Points to Ponder
You are all standing here in front of Hashem…to enter a covanent with Hashem (29:9-11) – The Torah begins with the plural and switches to the singular. Why? Rav Ovadiah Yosef ztl. noted that there is a duality to the nature of a public covenant – and whether one could annul it individually or not at all (See Y.D. 228: 30 and Shach there). Therefore although it was a national covenant (Kulchem) it was accepted individually by each member of the Jewish nation contiguously so as not to be able to be annulled until it is annulled successfully on behalf of the entire nation.
And you will return Ad (Until) Hashem (30:2) – Shouldn’t the proper language be El Hashem – to Hashem? Why is the intention Ad Hashem? Rav Schachter shlita noted that the process of return can either imply a direction or a destination. By using the word “El” one might assume that simply turning toward the direction would be enough. This is not so, by returning Ad Hashem, the person is establishing a stated goal for his Tehuva efforts.
It isn’t in heaven (30:12) – Rav Baruch Dov Povarsky Shlita explains that while only man has the ability to choose to listen to Hashem, the Gemara in Chagiga identifies that even Malachim can make errors in following and carrying out Hashem’s commandments – this is part of the reason that even the Malachim tremble on Rosh Hashana. They too, can err. Thus, Lo BaShomayim allows man to be one step ahead and be able to outpace the punishment for erring in Halacha.
It is a close matter to you – it is in your mouth and hearts to do it (30:14) – Ramban learns the concept of Teshuvah from this possuk. Why does the possuk put the mouth before the heart here? Doesn’t the heart need to come first? Rav Yitzchock Sorotzkin Shlita explains that based on Rabbeinu Yonah’s prescription for Teshuva (1:11) those who sin inadvertently will voice their desire to change before they actually do it – as they notice the error of their ways. Thus, the Torah highlights that the matter is in the mouth first then the heart.

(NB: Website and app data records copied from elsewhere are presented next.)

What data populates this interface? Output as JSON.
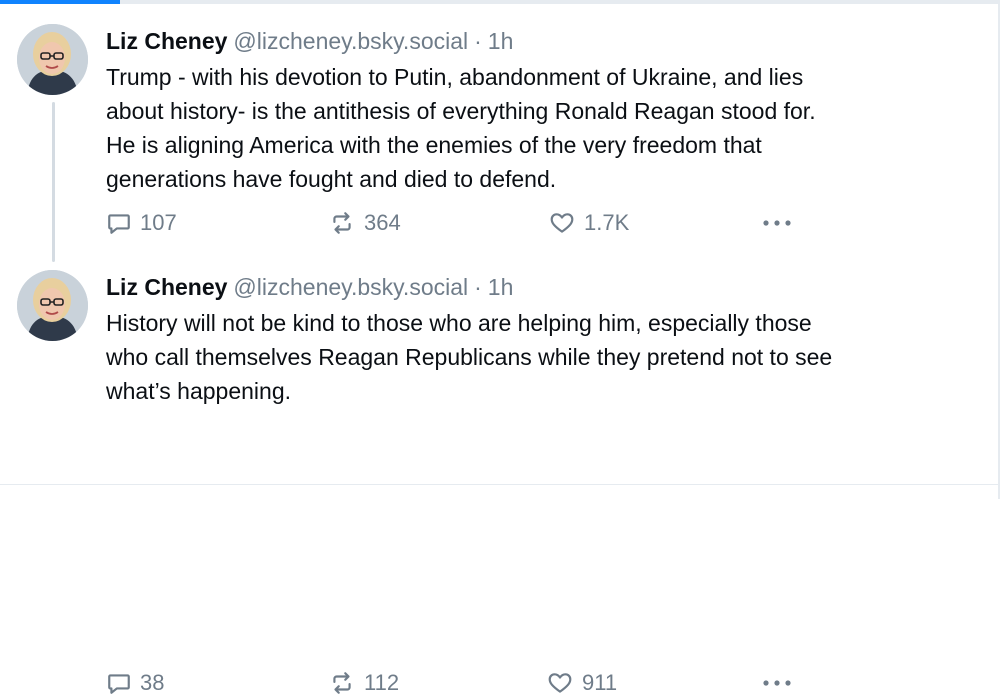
{
  "posts": [
    {
      "author_name": "Liz Cheney",
      "handle": "@lizcheney.bsky.social",
      "separator": "·",
      "time": "1h",
      "lines": [
        "Trump - with his devotion to Putin, abandonment of Ukraine, and lies",
        "about history- is the antithesis of everything Ronald Reagan stood for.",
        "He is aligning America with the enemies of the very freedom that",
        "generations have fought and died to defend."
      ],
      "replies": "107",
      "reposts": "364",
      "likes": "1.7K"
    },
    {
      "author_name": "Liz Cheney",
      "handle": "@lizcheney.bsky.social",
      "separator": "·",
      "time": "1h",
      "lines": [
        "History will not be kind to those who are helping him, especially those",
        "who call themselves Reagan Republicans while they pretend not to see",
        "what’s happening."
      ],
      "replies": "38",
      "reposts": "112",
      "likes": "911"
    }
  ],
  "icons": {
    "reply": "reply-icon",
    "repost": "repost-icon",
    "like": "heart-icon",
    "more": "more-options-icon"
  },
  "colors": {
    "text": "#0b0f14",
    "muted": "#6f7c89",
    "accent": "#1083fe"
  }
}
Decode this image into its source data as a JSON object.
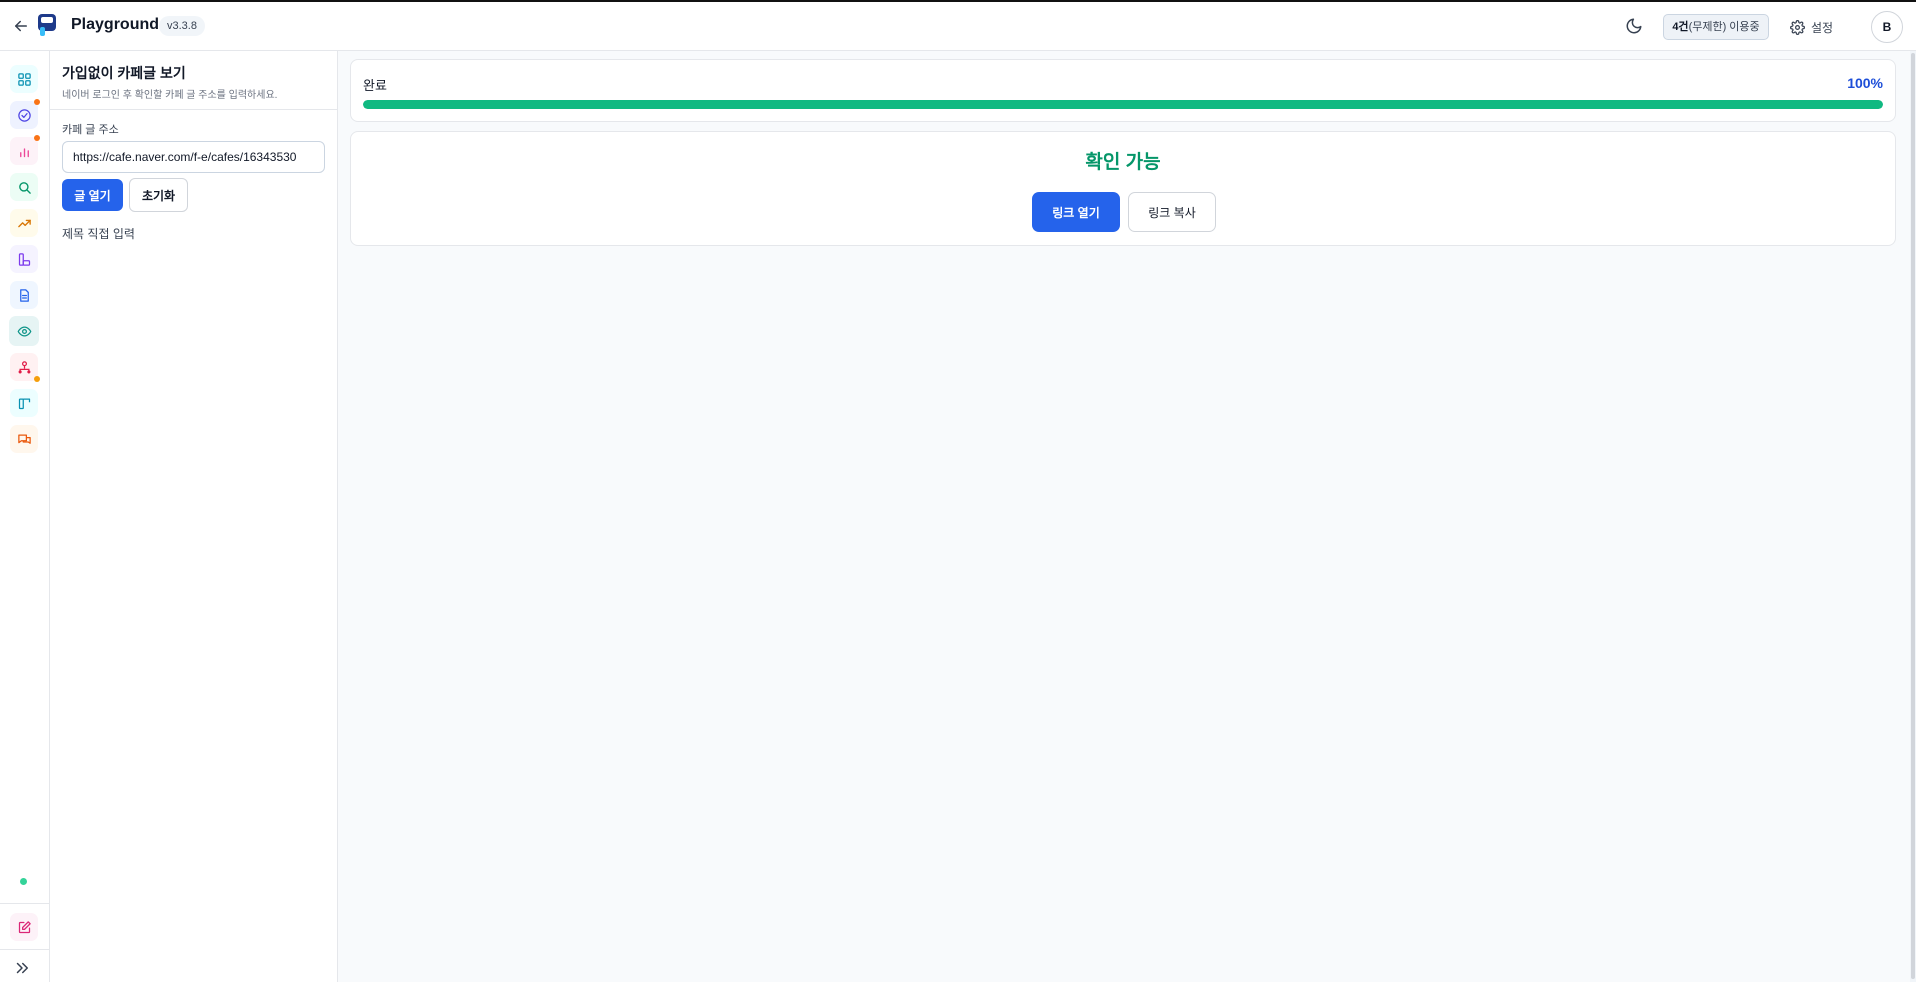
{
  "header": {
    "app_title": "Playground",
    "version": "v3.3.8",
    "usage_count": "4건",
    "usage_status": "(무제한) 이용중",
    "settings_label": "설정",
    "avatar_initial": "B"
  },
  "sidebar": {
    "items": [
      {
        "icon": "grid-icon",
        "color": "#0891b2",
        "bg": "#ecfeff"
      },
      {
        "icon": "check-circle-icon",
        "color": "#4f46e5",
        "bg": "#eef2ff",
        "badge": true
      },
      {
        "icon": "bar-chart-icon",
        "color": "#ec4899",
        "bg": "#fdf2f8",
        "badge": true
      },
      {
        "icon": "search-icon",
        "color": "#059669",
        "bg": "#ecfdf5"
      },
      {
        "icon": "trending-up-icon",
        "color": "#d97706",
        "bg": "#fffbeb"
      },
      {
        "icon": "layout-icon",
        "color": "#7c3aed",
        "bg": "#f5f3ff"
      },
      {
        "icon": "document-icon",
        "color": "#2563eb",
        "bg": "#eff6ff"
      },
      {
        "icon": "eye-icon",
        "color": "#0d9488",
        "bg": "#e6f4f4",
        "active": true
      },
      {
        "icon": "network-icon",
        "color": "#e11d48",
        "bg": "#fff1f2",
        "badge": true
      },
      {
        "icon": "panel-icon",
        "color": "#0891b2",
        "bg": "#ecfeff"
      },
      {
        "icon": "chat-icon",
        "color": "#ea580c",
        "bg": "#fff7ed"
      }
    ],
    "edit_icon": "edit-icon",
    "expand_icon": "chevrons-right-icon"
  },
  "panel": {
    "title": "가입없이 카페글 보기",
    "subtitle": "네이버 로그인 후 확인할 카페 글 주소를 입력하세요.",
    "url_label": "카페 글 주소",
    "url_value": "https://cafe.naver.com/f-e/cafes/16343530",
    "open_button": "글 열기",
    "reset_button": "초기화",
    "manual_title": "제목 직접 입력"
  },
  "progress": {
    "label": "완료",
    "percent_text": "100%",
    "fraction": 1.0
  },
  "result": {
    "status": "확인 가능",
    "open_link_button": "링크 열기",
    "copy_link_button": "링크 복사"
  },
  "colors": {
    "accent": "#2563eb",
    "success": "#059669",
    "progress_fill": "#10b981"
  }
}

Gather the nation (31:12) – The final 2 Mitzvos in the Torah – Hakhel and writing a Sefer Torah both appear in the Parsha this week. Rav Chaim Sabato Shlita notes that the central message of these Mitzvos is that both stress the experiential aspects of the religion. The Rambam notes that when writing a Sefer Torah one has the unique experience of coming close to Hashem’s word firsthand. Hakhel is a requirement even for those who do not understand it fully yet – the children. The reason – says the Malbim --- is that even being in the experience is valuable for the children and will make a lasting impression on them.
In order to listen and in order to learn (31:12) – What is the reason for bringing children? If they belong, then there is no reason to offer the Gemara’s explanation that they come to give reward to those who bring them – they are needed on their own! If they aren’t needed, why offer a reward for something unnecessary? Rav Hutner ztl. explains that Hakhel is a recreation of Maamad Har Sinai. Just as there were children then, there need to be children nw. The only way that can happen – the only way the experience can be re-created as authentically as possible, is if the children would be there. Someone has to bring them --- so the Sachar is for the help in recreating maamad Har Sinai.
Now write this song (31:19) – The Rambam identifies the study of Torah at night as critical to Torah mastery. He notes that man gains most of his knowledge at night (Hil. Talmud Torah 3:13). But how is this possible? The daytime and the nighttime are exactly equal! Rav Yerucham Olshin Shlita suggests that there are 2 different aspects to the concepts of learning Torah – the Torah Tziva Lanu Moshe aspect and the aspect of writing the Shirah of Torah.The Tziva part occurs during the day when although having obligation to study – the burdens of daily living hold people back from fully appreciating the song of Torah. The nighttime is relatively free from the hustle and bustle of other obligations. Those are the best times for appreciating the Rinah Shel Torah. The night song of Torah is more attuned to recall based on the full experience of the Richness of Torah life.